Perfectly salted. Healthy snack that can be bought in traffic (stay clear of the others!)

Favorite product: Small bag – lasts surprisingly long

cashew

8. Yenok

The Koney family’s well made wood craft from Takoradi.

Favorite product: A well crafted chair

Screen Shot 2013-09-23 at 5.07.54 PM

9. Eden Tree

Fresh greens is just a basic necessity, this company does it well!

Favorite product: Herbs like Mint and Basil and Fresh Green Beans

Screen Shot 2013-09-23 at 5.12.41 PM

 

10. Upcountry Coffee Company (like them on Facebook!)

One of the items I have been carrying to Ghana from abrokyire since I moved here is coffee. I need a big cup of it every morning, so as someone who both loves coffee AND local produce I was besides myself with happiness when I found Ghanaian coffee! And it is very good!

Favorite product: Ground coffee (250g ) Lasts me two weeks. 

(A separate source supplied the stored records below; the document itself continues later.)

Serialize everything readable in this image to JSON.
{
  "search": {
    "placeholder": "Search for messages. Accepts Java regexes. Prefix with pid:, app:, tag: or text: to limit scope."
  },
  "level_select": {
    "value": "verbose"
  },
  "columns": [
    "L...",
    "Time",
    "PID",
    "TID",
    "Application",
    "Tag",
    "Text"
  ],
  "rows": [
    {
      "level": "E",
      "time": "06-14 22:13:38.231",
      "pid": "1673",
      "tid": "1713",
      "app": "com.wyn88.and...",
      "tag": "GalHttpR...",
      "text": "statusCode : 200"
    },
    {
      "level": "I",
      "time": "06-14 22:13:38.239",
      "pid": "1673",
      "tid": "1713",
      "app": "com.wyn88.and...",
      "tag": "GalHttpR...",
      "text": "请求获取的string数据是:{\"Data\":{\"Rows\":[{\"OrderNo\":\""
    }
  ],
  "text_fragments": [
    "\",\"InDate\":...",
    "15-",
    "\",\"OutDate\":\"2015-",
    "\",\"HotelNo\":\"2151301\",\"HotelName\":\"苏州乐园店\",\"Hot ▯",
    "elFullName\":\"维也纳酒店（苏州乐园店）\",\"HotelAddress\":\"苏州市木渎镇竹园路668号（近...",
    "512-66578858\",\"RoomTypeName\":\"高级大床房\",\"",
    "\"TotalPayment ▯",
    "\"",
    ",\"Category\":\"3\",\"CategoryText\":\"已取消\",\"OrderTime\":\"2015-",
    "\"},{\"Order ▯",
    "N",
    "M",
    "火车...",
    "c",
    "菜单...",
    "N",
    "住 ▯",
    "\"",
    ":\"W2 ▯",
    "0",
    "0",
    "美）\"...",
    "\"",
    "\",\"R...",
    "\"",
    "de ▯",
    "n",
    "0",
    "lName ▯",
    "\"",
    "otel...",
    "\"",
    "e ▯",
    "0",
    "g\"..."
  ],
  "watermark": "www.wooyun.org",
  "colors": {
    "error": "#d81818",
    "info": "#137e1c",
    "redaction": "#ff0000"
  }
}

Screen Shot 2013-09-23 at 5.15.28 PM

Now it is your turn, what local products do you love?